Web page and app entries
┏━━
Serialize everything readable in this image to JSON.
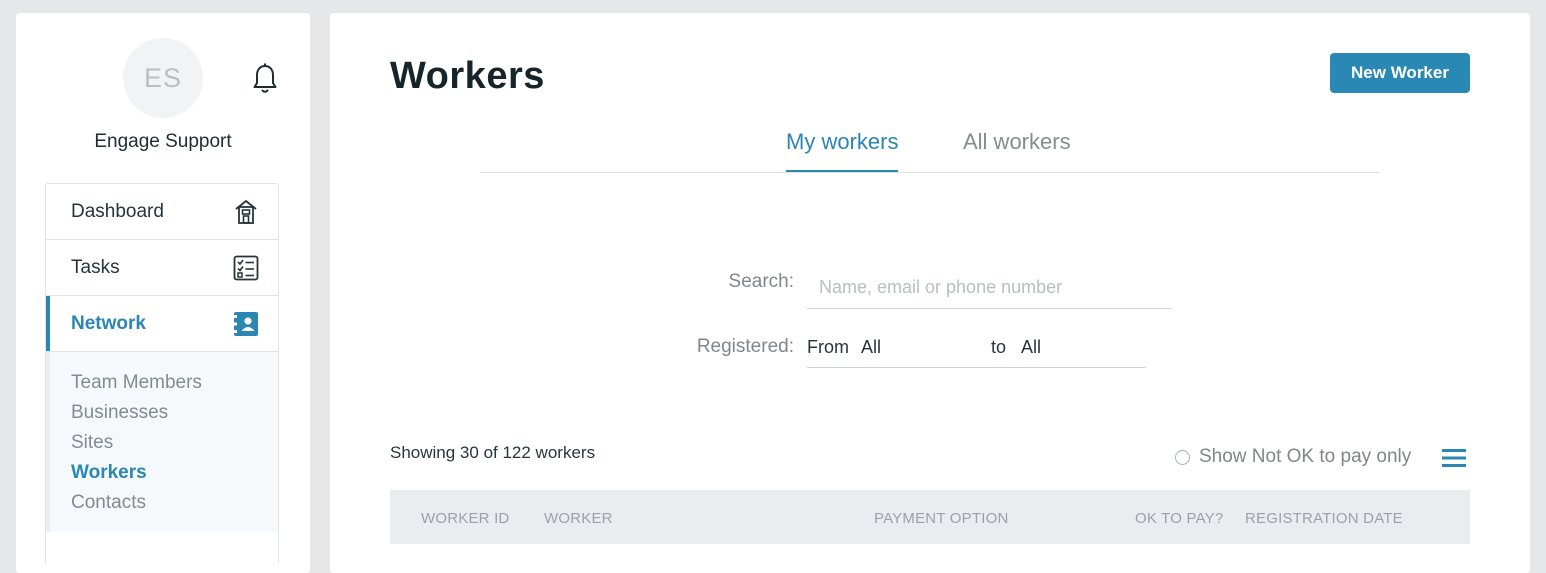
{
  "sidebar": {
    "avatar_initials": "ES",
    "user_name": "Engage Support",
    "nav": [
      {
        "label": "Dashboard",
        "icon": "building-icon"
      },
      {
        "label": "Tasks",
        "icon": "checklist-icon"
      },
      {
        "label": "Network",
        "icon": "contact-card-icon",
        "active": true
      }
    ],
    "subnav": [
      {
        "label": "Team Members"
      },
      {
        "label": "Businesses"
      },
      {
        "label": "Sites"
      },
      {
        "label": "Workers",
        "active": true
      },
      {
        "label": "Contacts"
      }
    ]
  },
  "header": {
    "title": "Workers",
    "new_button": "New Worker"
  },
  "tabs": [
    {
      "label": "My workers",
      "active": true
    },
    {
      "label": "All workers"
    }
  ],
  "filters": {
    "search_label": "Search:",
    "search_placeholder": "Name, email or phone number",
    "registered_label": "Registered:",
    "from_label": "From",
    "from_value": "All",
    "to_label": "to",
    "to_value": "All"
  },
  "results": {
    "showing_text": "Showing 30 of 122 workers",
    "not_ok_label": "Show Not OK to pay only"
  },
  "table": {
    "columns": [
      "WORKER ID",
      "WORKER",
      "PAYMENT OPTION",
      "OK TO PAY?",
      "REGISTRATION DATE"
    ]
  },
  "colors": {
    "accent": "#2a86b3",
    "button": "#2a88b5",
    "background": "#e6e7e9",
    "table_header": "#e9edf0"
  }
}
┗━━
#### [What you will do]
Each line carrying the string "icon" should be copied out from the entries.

#### [Solution to this problem]
        "icon": "building-icon"
        "icon": "checklist-icon"
        "icon": "contact-card-icon",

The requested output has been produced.